**Component data from apps and pages**
+ + + + +

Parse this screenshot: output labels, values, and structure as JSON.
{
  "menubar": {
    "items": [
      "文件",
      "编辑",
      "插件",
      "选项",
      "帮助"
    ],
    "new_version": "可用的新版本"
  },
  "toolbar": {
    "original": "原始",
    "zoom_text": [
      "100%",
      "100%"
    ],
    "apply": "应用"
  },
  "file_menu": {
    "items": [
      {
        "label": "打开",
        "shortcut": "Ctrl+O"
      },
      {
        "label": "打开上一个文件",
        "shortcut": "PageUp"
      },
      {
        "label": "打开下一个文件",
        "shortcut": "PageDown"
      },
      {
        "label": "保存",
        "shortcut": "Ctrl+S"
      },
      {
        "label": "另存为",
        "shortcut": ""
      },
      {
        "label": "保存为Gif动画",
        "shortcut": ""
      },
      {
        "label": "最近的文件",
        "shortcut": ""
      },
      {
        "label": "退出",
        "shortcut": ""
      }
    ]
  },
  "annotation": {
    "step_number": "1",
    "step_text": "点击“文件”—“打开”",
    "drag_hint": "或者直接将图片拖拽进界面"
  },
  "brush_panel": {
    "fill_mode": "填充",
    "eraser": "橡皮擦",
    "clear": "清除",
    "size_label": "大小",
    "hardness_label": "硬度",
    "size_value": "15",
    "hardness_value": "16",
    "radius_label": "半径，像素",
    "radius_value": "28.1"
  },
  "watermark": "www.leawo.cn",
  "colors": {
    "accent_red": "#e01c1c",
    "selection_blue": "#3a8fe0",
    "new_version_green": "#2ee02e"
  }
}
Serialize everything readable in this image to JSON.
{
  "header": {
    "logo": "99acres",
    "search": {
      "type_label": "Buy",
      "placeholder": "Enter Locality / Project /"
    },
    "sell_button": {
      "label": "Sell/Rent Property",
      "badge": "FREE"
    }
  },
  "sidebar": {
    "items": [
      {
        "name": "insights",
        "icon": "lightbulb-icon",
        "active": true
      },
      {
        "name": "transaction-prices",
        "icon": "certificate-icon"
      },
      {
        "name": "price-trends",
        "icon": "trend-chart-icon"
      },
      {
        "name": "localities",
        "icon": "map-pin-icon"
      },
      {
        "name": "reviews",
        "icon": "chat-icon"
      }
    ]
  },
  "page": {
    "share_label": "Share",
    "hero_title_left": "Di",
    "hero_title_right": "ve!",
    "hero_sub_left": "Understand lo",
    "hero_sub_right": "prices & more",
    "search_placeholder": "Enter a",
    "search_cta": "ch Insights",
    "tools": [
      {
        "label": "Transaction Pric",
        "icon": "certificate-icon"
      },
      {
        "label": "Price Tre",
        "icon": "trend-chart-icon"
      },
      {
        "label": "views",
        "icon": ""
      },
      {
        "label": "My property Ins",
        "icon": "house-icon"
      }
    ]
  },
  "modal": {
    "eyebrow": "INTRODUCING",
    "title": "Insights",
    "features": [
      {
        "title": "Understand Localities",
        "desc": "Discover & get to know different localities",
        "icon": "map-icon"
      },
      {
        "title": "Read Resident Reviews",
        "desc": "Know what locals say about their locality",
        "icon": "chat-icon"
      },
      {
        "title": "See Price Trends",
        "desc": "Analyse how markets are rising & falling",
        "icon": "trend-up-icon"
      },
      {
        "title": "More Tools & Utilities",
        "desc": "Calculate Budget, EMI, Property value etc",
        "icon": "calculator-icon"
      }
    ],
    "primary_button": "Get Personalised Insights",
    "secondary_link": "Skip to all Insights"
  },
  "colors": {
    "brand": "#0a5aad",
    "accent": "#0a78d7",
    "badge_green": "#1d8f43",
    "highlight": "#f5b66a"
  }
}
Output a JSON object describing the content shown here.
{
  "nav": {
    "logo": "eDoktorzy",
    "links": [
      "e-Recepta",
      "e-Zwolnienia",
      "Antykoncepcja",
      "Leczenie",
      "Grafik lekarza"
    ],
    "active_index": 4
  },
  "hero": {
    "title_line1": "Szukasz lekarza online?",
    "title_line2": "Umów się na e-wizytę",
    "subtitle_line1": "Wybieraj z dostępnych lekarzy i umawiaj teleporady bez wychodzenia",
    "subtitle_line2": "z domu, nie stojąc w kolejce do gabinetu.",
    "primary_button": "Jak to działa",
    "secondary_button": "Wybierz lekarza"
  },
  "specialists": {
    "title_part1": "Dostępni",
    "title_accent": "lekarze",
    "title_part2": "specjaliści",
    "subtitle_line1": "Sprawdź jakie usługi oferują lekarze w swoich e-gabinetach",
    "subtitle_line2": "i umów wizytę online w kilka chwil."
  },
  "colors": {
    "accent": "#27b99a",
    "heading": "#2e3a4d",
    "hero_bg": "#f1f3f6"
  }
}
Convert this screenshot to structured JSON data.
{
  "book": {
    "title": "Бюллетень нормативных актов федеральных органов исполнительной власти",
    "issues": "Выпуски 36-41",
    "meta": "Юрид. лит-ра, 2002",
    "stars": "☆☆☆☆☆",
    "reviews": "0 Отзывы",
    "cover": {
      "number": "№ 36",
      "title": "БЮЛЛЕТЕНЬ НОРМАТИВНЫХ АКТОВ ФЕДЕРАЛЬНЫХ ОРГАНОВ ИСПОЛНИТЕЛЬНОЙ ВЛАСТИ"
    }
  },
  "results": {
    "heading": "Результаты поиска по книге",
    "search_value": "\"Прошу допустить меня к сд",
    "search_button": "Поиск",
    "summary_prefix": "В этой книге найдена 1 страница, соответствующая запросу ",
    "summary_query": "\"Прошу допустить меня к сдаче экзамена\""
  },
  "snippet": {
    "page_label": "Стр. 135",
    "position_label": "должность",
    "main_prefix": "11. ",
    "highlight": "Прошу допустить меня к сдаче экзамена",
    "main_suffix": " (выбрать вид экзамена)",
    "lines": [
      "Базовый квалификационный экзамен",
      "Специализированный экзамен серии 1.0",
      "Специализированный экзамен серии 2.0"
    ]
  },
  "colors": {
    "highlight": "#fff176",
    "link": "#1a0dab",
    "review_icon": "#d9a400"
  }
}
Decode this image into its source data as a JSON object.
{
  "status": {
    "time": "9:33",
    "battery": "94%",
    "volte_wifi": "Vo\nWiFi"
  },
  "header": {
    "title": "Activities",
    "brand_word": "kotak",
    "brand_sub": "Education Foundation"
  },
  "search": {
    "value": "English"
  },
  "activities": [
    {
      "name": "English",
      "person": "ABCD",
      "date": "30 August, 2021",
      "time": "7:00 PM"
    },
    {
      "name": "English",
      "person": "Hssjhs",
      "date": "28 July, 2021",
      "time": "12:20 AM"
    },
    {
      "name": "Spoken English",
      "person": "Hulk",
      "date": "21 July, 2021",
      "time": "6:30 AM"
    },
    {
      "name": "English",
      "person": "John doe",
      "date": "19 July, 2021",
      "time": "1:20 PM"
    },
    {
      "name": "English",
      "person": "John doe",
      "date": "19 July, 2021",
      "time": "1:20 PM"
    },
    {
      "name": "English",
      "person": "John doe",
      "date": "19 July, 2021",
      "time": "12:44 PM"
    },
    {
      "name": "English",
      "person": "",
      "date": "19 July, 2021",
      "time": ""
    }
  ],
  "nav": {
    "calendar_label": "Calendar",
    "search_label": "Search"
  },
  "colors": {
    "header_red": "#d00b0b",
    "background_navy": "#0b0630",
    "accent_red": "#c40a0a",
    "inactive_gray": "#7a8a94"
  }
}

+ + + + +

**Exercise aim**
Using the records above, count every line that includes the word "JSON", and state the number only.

**Final answer**
5